PAUL. Mr. Chairman, I yield myself such time as I may consume.
I do not believe for one minute
this is a surrender to the drug war. This is an acknowledgment that the
$250 billion we have spent over the last 25 years has not worked; that
the strategy against drugs is wrong.
Why continue a war that does
not work? This is money down a rat hole. This is totally wasted money
and, as far as I am concerned, only an excuse to sell helicopters and
go in to Colombia and protect oil interests. That is the real reason why
we are down there.
We say this is only replacement
of money for Kosovo. Well, what makes us think if we put the money in
and replace it the President will not do the same thing over again? Of
course he will. The fact that we are not watching the purse strings tightly
enough is the problem.
The gentleman suggests that
this would mean that there would be no more building and no support for
our troops in Korea. My amendment only deals with the money in this supplemental.
What about the current year's budget? Those funds can still be spent.
But it also suggests that we shall question how long are we going to be
in Korea. It is time to start thinking about these matters. It is time
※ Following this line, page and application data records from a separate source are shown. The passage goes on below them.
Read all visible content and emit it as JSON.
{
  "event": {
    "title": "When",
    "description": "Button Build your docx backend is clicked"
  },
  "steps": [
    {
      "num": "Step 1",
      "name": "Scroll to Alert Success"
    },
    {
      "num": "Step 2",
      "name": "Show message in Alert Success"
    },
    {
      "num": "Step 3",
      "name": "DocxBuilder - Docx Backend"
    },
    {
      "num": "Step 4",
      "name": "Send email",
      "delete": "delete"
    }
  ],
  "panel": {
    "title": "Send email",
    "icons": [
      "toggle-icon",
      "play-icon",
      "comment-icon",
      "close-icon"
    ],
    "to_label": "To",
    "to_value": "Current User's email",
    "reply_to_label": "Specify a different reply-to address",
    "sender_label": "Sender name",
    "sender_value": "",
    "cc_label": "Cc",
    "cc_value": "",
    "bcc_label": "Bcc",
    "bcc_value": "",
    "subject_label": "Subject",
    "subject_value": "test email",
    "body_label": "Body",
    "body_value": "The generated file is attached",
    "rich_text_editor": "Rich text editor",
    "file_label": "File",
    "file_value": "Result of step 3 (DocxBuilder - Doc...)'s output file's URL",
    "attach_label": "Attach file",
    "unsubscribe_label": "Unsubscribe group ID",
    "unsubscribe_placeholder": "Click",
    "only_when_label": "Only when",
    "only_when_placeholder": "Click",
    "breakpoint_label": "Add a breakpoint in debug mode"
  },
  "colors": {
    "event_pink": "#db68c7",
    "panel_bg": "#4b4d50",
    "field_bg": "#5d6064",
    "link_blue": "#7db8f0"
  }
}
to bring these troops home.
If we want to spend the money,
spend it here at home. Spend the money here. Build up our national defense.
If we wish to continually expand our interventionism and aggravation overseas,
then I guess we have to vote against this amendment and for the bill.
But this is a policy statement. Should we continue current policy of forever
spending money and being involved overseas? I say it is time to start
thinking about what is good for our people, what is good for our taxpayers,
what is good for national defense, and what is good for our constitutional
republic. Should we be doing this? I do not think so. Are we authorized
to do it? No, we are not authorized to police the world.
This is the furtherest stretch
of the imagination to believe that what we are spending here on this budget,
especially what we are going to do in Colombia, has anything to do with
national security. What are we worried about? Are the Colombians going
to attack us? This is not national security. This is special interest
spending. This is conservative welfarism; that is what it is.
We condemn all the welfare
from the left, but we always have our own welfare on the right, and it
is not for national defense. We should do less of this military adventurism
overseas and put it into national defense, take better care of our troops,
which would boost morale, and increase our ability to defend our country.
But, instead, what do we do? We subsidize our enemies to the tune of many
billions of dollars for a country like China at the same time, when they
are aggravated and annoyed with Taiwan, we send more weapons to Taiwan
and then promise to send American servicemen to stand in between the two
Some day we should ask the
question of whether is this policy in good for us. I am frightened to
think that this will only change either when we are in such a mess, a
lot worse than Vietnam, or we totally go broke or both. But we should
not wait. We should speak out and do what is best for our country. We
have a good guideline as to what we should do in foreign policy, and it
comes from the constitution, certainly we should note the tradition of
the last 50 years. The Constitution gives us the guidance to pursue a
proper foreign policy.
Mr. Chairman, I yield back
the balance of my time.
As of March 31, 2000, this
document was also available online at http://thomas.loc.gov/cgi-bin/query/z?r106:H30MR0-20: